- What is being asked: From the data below, copy out every line in which the word "Foto" occurs.

┌──

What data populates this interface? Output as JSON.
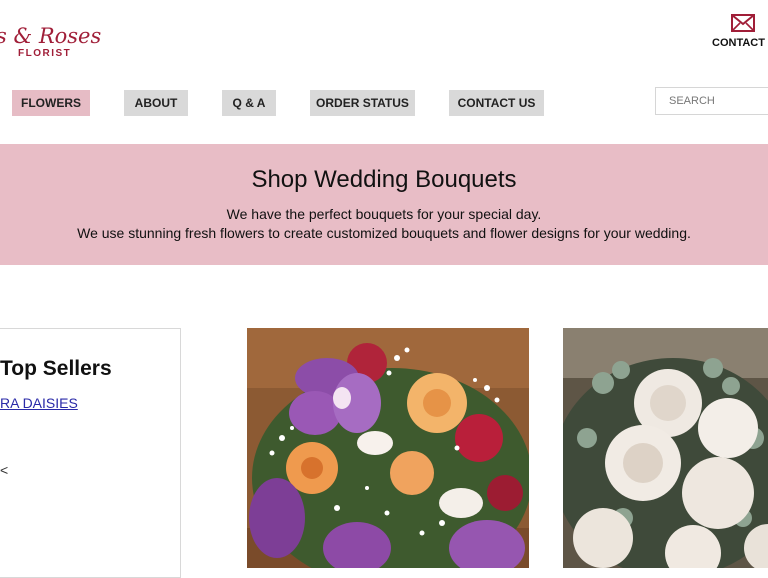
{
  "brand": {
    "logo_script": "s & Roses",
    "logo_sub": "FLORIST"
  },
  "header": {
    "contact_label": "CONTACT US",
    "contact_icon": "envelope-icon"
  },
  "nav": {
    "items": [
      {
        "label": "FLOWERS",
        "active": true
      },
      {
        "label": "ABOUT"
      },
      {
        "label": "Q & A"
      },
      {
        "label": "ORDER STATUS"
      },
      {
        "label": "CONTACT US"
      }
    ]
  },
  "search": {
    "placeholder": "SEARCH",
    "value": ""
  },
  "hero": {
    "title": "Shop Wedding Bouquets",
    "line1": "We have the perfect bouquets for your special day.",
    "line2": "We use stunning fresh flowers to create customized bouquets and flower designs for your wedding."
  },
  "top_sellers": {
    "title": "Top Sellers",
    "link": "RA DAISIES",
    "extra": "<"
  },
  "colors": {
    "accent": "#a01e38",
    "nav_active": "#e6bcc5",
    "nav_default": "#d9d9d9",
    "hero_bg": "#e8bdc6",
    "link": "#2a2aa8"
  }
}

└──
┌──

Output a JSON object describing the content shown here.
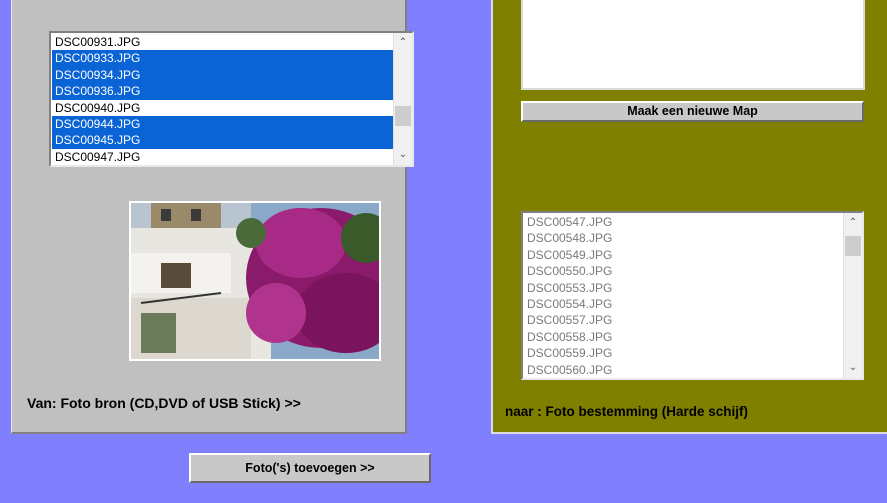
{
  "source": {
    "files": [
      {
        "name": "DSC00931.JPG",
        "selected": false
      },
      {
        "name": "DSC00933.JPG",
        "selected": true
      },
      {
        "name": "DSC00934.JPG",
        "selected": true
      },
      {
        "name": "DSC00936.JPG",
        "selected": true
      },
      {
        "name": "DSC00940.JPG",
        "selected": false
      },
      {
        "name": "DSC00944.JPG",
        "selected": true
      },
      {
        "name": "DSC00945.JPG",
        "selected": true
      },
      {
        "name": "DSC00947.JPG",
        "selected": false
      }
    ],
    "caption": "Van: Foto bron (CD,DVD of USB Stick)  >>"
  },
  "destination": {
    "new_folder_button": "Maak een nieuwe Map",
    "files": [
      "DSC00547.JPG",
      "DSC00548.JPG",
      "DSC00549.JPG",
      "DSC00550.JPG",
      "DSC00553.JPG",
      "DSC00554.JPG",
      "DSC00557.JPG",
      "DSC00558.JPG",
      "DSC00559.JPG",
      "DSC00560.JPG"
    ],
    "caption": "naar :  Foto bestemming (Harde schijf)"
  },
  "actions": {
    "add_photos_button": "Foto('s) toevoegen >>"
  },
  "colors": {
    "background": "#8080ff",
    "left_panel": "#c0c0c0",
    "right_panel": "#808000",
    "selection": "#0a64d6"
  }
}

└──

- Task response:
    "caption": "Van: Foto bron (CD,DVD of USB Stick)  >>"
    "caption": "naar :  Foto bestemming (Harde schijf)"
    "add_photos_button": "Foto('s) toevoegen >>"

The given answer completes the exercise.